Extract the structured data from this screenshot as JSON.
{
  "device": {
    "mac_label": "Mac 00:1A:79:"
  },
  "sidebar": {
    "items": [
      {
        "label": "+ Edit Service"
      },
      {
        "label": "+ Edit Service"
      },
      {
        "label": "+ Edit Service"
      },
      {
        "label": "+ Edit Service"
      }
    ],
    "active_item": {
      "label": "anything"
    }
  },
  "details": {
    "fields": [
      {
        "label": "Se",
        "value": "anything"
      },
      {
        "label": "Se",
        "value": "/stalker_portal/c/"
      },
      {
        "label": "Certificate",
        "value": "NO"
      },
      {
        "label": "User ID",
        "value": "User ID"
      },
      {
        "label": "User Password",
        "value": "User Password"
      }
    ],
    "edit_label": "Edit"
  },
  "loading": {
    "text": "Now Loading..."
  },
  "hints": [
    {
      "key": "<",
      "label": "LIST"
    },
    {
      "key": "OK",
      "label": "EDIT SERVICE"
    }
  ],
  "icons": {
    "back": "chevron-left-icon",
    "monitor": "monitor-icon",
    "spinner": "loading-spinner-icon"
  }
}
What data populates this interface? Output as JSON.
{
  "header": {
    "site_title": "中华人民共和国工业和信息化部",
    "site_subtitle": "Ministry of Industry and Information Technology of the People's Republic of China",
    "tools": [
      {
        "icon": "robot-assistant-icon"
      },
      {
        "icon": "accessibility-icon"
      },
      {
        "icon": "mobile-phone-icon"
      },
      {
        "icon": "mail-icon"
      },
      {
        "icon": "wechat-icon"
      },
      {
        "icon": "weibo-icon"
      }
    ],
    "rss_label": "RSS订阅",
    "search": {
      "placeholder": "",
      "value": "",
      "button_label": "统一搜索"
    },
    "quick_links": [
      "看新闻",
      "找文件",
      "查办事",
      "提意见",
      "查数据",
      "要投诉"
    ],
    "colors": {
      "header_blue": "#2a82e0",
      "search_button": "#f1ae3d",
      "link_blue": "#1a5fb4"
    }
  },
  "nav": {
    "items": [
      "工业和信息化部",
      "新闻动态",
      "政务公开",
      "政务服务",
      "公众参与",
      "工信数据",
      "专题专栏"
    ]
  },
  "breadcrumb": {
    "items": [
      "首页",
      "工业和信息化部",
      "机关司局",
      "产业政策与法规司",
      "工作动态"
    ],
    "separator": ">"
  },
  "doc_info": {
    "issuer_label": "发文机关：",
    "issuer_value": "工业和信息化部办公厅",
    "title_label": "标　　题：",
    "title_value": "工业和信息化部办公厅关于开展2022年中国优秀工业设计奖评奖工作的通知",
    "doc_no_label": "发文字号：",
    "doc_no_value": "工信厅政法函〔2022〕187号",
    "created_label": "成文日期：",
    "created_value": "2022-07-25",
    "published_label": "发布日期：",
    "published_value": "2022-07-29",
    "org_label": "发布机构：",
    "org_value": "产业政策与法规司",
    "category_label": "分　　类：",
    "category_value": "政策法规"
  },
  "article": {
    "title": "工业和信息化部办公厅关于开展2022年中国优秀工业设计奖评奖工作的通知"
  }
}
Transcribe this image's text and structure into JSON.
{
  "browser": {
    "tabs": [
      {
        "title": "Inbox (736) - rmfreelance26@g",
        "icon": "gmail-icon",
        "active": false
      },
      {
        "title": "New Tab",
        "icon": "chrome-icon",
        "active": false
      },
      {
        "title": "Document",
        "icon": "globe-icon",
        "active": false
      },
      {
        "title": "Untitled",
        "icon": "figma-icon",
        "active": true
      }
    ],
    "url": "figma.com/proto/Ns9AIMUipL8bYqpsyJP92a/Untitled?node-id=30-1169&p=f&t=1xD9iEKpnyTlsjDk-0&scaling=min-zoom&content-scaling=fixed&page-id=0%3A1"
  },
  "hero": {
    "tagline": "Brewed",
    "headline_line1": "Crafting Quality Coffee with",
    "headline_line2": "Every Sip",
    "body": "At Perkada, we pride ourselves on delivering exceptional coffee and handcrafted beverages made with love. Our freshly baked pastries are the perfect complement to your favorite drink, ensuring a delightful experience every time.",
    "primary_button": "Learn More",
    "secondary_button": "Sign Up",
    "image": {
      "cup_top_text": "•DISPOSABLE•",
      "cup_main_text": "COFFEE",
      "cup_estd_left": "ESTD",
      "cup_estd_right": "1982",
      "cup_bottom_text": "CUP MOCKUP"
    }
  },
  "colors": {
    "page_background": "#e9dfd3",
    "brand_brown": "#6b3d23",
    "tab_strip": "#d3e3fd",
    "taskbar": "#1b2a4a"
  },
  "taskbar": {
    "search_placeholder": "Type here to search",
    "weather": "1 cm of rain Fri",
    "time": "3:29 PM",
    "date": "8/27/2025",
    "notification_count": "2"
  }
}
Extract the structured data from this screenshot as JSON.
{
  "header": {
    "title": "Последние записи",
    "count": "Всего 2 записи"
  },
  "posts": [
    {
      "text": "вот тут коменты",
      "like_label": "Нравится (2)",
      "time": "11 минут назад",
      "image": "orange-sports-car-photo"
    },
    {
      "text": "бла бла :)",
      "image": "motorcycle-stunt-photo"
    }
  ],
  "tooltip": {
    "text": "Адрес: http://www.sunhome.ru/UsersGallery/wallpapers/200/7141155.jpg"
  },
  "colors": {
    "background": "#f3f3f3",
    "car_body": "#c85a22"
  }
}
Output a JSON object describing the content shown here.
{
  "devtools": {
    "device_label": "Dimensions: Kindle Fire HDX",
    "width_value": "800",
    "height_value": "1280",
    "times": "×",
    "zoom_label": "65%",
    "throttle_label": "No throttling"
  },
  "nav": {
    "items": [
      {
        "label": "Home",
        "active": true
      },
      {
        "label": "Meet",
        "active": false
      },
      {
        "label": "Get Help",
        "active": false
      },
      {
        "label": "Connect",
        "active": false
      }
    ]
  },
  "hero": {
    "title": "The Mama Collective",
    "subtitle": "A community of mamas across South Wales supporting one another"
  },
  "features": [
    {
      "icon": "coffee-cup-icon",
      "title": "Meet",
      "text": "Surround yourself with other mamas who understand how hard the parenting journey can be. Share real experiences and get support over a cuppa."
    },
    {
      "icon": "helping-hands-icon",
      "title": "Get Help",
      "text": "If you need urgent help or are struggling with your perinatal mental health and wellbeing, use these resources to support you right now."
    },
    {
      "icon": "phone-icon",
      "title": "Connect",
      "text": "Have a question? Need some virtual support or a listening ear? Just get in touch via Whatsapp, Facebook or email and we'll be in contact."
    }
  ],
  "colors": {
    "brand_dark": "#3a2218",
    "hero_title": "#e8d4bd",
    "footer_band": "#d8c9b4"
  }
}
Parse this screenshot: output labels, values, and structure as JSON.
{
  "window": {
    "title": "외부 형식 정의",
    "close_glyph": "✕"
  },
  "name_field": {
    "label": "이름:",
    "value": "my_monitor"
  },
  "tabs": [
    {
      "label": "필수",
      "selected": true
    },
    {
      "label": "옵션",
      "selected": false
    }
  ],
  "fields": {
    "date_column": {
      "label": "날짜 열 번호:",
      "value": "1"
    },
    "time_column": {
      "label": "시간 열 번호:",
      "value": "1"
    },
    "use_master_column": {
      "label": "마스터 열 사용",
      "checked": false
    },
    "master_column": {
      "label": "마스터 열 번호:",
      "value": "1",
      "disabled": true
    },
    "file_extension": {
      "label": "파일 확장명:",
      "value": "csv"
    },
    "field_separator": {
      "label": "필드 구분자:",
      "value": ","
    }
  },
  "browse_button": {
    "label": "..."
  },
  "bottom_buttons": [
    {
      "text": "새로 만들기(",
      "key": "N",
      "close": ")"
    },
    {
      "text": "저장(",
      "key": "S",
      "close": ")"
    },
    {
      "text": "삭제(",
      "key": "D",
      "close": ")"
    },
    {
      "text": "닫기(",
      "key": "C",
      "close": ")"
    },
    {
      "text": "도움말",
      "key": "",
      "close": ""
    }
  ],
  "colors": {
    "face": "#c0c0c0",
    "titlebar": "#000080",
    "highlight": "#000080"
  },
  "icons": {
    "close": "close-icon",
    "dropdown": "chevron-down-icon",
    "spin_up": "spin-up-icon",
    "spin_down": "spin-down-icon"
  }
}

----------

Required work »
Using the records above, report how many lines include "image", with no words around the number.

Output for this exercise »
4